FMPs are close-ended debt-oriented fixed income schemes. Fund managers invest the money under such schemes in fixed-return instruments, including CDs, commercial papers, gilts and debentures, which mature at the end of the term of the FMP. FMPs come in maturities ranging from 90 days to three years.
MIPs are hybrid instruments that put 75-95% of the invested amount in debt and money market instruments such as CDs and the rest in equities.
“The risk-reward (equation) is in favour of investors (right now)," said A. Balasubramanian, chief executive officer, Birla Sun Life Asset Management Co. Ltd, which managed assets worth ₹ 67,421.34 crore at the end of September. “We are recommending to investors that it will be worthwhile committing money to short-term oriented funds as rates are attractive. These rates may or may not last.

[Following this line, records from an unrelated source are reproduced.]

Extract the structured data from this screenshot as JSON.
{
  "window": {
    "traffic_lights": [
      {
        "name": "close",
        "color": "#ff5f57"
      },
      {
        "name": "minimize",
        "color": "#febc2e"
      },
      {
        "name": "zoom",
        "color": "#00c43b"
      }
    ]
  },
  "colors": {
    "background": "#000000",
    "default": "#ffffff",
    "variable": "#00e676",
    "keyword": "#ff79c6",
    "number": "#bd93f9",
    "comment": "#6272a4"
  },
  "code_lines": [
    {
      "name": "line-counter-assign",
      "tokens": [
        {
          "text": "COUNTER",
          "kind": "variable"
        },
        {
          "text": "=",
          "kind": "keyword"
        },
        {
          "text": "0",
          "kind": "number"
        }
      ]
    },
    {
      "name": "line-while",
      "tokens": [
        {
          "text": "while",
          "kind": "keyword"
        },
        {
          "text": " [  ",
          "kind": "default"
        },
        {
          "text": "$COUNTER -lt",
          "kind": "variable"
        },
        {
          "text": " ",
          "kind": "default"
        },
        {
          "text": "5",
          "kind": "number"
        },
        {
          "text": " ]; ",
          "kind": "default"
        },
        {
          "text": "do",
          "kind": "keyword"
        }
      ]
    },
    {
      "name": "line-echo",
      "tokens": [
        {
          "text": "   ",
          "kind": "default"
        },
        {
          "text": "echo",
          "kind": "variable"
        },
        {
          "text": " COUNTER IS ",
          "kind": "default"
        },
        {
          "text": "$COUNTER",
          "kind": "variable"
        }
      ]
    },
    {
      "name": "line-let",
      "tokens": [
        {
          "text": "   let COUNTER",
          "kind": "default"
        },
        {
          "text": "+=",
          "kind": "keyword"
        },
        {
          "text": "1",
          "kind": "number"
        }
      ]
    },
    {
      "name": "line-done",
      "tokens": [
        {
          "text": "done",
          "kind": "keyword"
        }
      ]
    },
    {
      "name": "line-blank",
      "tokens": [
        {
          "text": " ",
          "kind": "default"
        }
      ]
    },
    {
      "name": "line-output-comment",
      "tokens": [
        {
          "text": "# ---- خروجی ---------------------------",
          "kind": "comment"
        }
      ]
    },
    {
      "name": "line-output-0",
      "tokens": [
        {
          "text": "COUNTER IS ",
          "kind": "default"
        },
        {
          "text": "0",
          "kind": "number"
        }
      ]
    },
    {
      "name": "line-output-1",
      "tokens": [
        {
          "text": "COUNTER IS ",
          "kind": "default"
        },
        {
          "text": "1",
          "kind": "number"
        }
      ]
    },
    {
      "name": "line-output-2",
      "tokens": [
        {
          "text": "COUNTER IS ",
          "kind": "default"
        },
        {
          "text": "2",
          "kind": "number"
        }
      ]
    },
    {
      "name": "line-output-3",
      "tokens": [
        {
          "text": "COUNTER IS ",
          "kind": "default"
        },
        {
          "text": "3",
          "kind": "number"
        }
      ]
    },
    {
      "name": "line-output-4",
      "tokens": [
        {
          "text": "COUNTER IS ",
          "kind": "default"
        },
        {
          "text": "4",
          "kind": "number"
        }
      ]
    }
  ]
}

He added that his firm is continuously rolling out FMPs. “There is a lot of interest in the six months to one year kind of duration. In the last two weeks alone we must have raised around ₹ 3,000 crore (by selling units in such schemes)," he said.
The industry, he added, would have sold units worth around ₹ 20,000 crore under these schemes after CD rates were increased.
The chief marketing officer mentioned in the first instance added that retail participation in one-year FMPs has increased, with his firm receiving, in one case, around 10,000 applications from retail investors for a one-year FMP, as compared to an average of 150 for such schemes before CD rates were raised.
“Many retail investors are now aware that these FMPs can actually fetch more tax-friendly returns than bank deposits," the executive said.
“There is a renewed interest among retail investors in new fixed-income funds, including FMPs," said Srinivas Jain, chief marketing officer at SBI Mutual Fund.
“The spread between CD rates and bank deposits is very attractive," said the fixed-income head of one of the oldest fund houses in India, asking not to be named. “This month we have invested at least ₹ 4,500 crore in CDs so far. Last month, the investment was just half, when CD yields were not so much."
Banks are offering these rates on CDs because of sluggish growth. While bank credit has recorded a 23% year-on-year growth at ₹ 6.72 trillion, deposits have grown by just 15% at ₹ 6.29 trillion.
India’s mutual fund industry has been struggling since August 2009, when the capital market regulator, Securities and Exchange Board of India (Sebi), abolished entry loads, or the charge paid by the investor and routed to the distributor as commission. The industry’s assets have come down from ₹ 7.5 trillion at the end of August 2009 to ₹ 6.65 trillion at the end of November. Debt schemes haven’t been hurt as much as equity ones, but the former rarely see retail participation.
That has since changed. “Retail participation has gone up in the one year-plus FMP segment," said Lakshmi Iyer, head, fixed income and products, Kotak Mahindra Asset Management Co. Ltd, which managed assets worth ₹ 28,429.82 crore at the end of September.
“Retail FMPs are one of the best categories of debt products for retail investors. We have added nearly 2.5 lakh retail investors in our MIPs and pure retail debt schemes in the past one year. Higher rates on CDs have certainly acted as a trigger for more retail participation in debt schemes," said Sundeep Sikka, chief executive officer, Reliance Capital Asset Management Ltd, which is India’s largest fund house with assets worth ₹ 1.07 trillion at the end of September.
A number of new FMPs have been launched by the industry after the new rates on CDs came in. “This is a sharp contrast to two years ago, when FMPs were practically dead," Balasubramanian said.
FMPs were hit by a number of regulatory changes, including a Sebi ban on giving indicative yields. In terms of returns, too, they were mostly on par with liquid funds.
“Dynamically managed bond funds, gilt funds are other categories are seeing good investor interest," Balasubramanian added.
Nearly 70% of the industry’s assets are in debt-oriented schemes.
The liquidity crunch in the banking system may remain at least until March, said Devendra Nevgi, founder and principal partner, Delta Global Partners, an independent research firm.